**EXERCISE AIM**. Scan the records for the string "label"; copy each line where it occurs.

**TASK MATERIAL**.
——————————
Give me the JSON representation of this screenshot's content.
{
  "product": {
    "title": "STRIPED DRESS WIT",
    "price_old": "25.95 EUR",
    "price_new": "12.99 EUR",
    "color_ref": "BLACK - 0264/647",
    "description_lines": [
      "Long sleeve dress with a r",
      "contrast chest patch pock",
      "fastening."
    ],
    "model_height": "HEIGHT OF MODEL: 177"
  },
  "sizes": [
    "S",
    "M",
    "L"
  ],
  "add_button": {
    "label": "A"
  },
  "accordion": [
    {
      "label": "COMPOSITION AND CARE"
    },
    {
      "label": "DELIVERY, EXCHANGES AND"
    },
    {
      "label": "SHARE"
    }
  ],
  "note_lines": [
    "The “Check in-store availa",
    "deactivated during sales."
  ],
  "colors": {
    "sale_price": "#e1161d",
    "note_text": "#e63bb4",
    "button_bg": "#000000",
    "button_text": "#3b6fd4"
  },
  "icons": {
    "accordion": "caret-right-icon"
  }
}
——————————
**ANSWER SECTION**.
    "label": "A"
      "label": "COMPOSITION AND CARE"
      "label": "DELIVERY, EXCHANGES AND"
      "label": "SHARE"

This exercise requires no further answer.